**Task statement:**
Copy each line below that contains "this".

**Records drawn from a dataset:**
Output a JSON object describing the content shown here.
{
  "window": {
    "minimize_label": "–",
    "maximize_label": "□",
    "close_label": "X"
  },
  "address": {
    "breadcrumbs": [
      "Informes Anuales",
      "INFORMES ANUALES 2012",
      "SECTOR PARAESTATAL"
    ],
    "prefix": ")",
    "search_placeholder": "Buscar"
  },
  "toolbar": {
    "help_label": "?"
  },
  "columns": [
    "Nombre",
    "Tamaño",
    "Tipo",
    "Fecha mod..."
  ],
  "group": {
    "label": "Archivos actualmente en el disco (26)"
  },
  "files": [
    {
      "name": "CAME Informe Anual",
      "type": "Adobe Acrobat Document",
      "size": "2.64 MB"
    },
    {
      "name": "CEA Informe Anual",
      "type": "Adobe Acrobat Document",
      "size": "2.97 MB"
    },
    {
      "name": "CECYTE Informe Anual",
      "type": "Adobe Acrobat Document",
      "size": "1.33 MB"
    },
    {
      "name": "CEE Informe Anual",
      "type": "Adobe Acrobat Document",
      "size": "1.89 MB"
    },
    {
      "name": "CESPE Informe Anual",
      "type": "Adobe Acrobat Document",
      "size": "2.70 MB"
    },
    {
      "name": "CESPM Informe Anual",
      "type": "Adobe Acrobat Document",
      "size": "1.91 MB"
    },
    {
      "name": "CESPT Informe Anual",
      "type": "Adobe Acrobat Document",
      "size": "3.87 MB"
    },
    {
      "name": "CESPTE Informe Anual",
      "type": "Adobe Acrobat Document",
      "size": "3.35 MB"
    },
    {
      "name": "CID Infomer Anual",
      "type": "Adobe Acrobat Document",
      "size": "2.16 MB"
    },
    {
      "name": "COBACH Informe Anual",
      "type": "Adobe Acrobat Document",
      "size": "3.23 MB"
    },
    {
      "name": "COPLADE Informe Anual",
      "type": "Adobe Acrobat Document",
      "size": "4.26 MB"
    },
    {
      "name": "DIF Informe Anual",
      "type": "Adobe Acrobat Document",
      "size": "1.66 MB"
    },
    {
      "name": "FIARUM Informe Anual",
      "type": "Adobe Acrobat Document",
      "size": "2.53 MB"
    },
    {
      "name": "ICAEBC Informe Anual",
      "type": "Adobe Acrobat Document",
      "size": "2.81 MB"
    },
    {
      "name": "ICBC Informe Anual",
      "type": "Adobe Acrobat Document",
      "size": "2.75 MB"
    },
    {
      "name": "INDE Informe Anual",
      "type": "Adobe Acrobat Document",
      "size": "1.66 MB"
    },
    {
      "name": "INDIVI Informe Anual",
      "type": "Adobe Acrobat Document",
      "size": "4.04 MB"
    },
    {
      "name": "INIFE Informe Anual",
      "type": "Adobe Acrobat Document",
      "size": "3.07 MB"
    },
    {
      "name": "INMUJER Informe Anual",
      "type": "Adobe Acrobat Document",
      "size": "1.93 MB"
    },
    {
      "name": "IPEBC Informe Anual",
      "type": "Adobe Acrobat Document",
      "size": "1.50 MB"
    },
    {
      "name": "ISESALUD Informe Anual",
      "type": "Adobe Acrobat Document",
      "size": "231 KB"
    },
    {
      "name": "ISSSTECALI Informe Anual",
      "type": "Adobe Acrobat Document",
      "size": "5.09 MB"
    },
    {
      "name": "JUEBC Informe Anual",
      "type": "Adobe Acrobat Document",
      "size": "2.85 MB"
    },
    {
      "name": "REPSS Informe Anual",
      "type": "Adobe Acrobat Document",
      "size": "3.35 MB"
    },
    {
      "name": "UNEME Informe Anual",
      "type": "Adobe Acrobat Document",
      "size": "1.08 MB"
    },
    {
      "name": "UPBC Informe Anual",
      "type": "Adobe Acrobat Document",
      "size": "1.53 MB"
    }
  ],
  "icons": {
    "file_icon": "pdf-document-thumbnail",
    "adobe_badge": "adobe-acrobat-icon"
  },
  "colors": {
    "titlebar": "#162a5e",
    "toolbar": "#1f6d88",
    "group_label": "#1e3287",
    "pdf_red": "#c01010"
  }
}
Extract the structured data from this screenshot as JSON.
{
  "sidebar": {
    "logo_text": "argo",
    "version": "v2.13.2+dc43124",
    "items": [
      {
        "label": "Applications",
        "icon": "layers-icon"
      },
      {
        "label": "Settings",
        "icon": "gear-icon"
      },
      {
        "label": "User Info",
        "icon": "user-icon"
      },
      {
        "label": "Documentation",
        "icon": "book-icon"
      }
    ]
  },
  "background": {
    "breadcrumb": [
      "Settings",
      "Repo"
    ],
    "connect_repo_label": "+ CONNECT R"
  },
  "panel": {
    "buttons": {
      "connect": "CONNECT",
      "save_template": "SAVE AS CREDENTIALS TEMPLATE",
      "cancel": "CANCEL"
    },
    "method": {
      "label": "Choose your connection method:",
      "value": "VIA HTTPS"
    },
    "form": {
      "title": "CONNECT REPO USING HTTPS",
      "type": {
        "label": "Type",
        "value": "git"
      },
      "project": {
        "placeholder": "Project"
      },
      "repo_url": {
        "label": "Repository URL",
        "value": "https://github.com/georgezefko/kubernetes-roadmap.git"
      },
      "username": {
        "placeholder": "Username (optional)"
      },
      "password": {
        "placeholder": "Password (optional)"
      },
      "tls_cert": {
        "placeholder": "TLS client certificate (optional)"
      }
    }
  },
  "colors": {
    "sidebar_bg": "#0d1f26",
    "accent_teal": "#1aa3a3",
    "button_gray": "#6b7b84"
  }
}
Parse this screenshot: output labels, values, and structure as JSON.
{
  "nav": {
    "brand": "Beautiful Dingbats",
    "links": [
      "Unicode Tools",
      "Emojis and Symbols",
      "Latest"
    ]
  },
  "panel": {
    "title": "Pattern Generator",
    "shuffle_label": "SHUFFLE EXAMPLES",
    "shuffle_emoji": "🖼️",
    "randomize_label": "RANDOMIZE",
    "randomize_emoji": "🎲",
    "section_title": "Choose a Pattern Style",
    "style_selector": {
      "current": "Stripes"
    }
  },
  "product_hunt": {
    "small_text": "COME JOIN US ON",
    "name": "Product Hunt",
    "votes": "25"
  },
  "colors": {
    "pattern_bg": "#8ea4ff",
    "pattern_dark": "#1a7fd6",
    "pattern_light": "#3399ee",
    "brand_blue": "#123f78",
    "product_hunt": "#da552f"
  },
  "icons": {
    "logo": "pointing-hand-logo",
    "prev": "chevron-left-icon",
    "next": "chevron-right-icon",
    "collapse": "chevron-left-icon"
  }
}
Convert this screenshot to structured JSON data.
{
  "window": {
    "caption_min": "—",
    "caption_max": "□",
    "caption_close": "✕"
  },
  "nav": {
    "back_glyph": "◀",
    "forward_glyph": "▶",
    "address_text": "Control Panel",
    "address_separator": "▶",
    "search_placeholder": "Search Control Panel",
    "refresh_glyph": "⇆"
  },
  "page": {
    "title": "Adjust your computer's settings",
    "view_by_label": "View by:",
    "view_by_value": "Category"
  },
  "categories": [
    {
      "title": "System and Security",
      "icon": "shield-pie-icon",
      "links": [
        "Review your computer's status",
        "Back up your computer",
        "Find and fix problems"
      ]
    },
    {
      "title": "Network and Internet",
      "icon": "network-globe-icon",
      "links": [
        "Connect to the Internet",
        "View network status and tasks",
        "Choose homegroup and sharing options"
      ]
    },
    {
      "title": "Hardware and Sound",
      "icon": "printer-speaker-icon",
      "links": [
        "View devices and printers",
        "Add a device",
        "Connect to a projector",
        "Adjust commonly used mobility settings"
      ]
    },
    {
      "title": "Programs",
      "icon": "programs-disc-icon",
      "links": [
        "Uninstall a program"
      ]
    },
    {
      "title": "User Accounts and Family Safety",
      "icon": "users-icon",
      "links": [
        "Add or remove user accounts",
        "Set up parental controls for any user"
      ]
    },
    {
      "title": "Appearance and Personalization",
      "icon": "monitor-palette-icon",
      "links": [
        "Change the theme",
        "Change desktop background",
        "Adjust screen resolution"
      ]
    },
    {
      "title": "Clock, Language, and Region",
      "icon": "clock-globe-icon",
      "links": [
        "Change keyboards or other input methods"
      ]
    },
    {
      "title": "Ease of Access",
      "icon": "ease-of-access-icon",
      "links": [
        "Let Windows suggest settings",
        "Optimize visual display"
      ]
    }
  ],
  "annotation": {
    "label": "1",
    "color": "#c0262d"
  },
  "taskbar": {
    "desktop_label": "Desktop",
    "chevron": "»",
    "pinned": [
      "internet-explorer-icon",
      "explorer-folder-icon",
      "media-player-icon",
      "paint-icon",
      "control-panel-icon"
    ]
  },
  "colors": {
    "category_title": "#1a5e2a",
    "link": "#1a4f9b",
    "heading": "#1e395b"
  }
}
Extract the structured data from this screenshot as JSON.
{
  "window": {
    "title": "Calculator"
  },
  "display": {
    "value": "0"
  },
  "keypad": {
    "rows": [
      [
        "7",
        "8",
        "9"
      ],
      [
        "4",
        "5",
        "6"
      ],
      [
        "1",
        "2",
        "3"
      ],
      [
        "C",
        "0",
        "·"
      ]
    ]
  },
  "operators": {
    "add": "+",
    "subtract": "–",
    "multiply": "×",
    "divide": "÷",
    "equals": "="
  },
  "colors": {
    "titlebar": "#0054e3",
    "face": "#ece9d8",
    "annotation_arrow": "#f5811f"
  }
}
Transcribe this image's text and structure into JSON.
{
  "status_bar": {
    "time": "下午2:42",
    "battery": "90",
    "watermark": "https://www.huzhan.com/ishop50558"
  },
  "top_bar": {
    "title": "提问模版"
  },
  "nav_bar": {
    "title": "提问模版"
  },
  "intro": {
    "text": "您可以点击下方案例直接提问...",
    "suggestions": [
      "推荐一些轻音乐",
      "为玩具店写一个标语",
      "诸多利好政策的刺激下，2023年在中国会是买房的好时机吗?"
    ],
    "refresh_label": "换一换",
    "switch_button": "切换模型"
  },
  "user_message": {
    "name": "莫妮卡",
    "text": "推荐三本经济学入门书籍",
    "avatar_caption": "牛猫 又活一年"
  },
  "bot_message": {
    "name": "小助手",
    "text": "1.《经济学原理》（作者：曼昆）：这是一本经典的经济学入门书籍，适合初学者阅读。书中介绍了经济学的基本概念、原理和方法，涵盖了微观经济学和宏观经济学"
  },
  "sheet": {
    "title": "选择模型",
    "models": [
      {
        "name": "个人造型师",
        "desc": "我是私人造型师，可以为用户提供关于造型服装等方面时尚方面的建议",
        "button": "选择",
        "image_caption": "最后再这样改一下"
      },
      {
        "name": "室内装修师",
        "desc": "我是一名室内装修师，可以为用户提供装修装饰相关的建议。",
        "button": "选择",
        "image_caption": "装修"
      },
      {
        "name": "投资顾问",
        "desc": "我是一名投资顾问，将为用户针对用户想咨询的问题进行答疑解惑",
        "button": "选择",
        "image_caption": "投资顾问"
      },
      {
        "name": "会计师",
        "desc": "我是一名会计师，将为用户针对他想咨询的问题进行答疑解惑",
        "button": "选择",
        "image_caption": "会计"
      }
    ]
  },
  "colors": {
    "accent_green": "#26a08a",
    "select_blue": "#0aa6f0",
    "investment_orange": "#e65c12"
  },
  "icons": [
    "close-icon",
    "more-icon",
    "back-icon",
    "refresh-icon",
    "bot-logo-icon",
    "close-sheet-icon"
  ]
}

**Output of the task:**
Extract the structured data from this screenshot as JSON.
Parse this screenshot: output labels, values, and structure as JSON.
Convert this screenshot to structured JSON data.
Extract the structured data from this screenshot as JSON.
Transcribe this image's text and structure into JSON.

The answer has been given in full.